GIVEN DATA below:

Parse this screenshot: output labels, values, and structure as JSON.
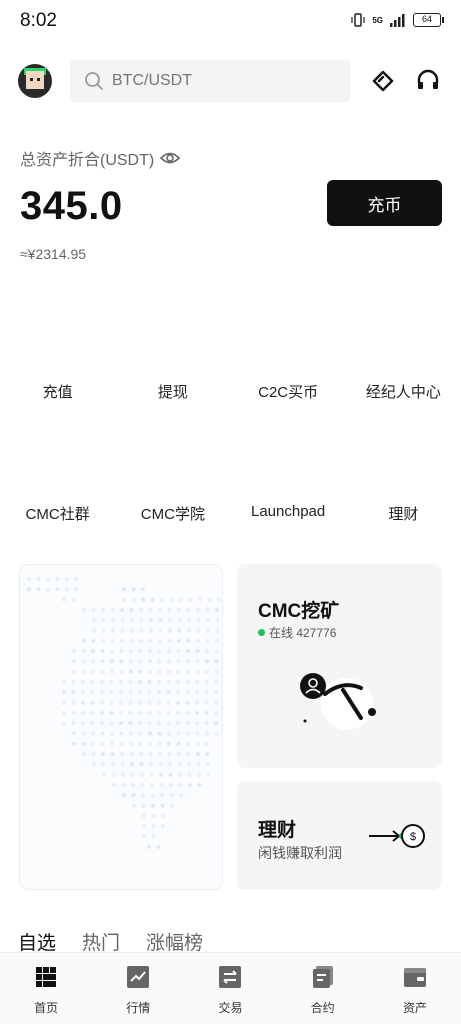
{
  "status_bar": {
    "time": "8:02",
    "network": "5G",
    "battery": "64"
  },
  "header": {
    "search_placeholder": "BTC/USDT",
    "icons": [
      "avatar",
      "diamond-icon",
      "headset-icon"
    ]
  },
  "assets": {
    "label": "总资产折合(USDT)",
    "amount": "345.0",
    "cny": "≈¥2314.95",
    "deposit_label": "充币"
  },
  "quick_actions_row1": [
    {
      "label": "充值"
    },
    {
      "label": "提现"
    },
    {
      "label": "C2C买币"
    },
    {
      "label": "经纪人中心"
    }
  ],
  "quick_actions_row2": [
    {
      "label": "CMC社群"
    },
    {
      "label": "CMC学院"
    },
    {
      "label": "Launchpad"
    },
    {
      "label": "理财"
    }
  ],
  "mining_card": {
    "title": "CMC挖矿",
    "online_label": "在线 427776"
  },
  "finance_card": {
    "title": "理财",
    "subtitle": "闲钱赚取利润"
  },
  "market_tabs": [
    {
      "label": "自选",
      "active": true
    },
    {
      "label": "热门",
      "active": false
    },
    {
      "label": "涨幅榜",
      "active": false
    }
  ],
  "bottom_nav": [
    {
      "label": "首页",
      "icon": "home-grid-icon"
    },
    {
      "label": "行情",
      "icon": "chart-icon"
    },
    {
      "label": "交易",
      "icon": "exchange-icon"
    },
    {
      "label": "合约",
      "icon": "contract-icon"
    },
    {
      "label": "资产",
      "icon": "wallet-icon"
    }
  ],
  "colors": {
    "accent": "#111111",
    "online": "#17c25b",
    "card_bg": "#f5f5f5"
  }
}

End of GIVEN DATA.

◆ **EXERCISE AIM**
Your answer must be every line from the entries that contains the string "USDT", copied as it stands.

◆ **OUTPUT BELOW**
    "search_placeholder": "BTC/USDT",
    "label": "总资产折合(USDT)",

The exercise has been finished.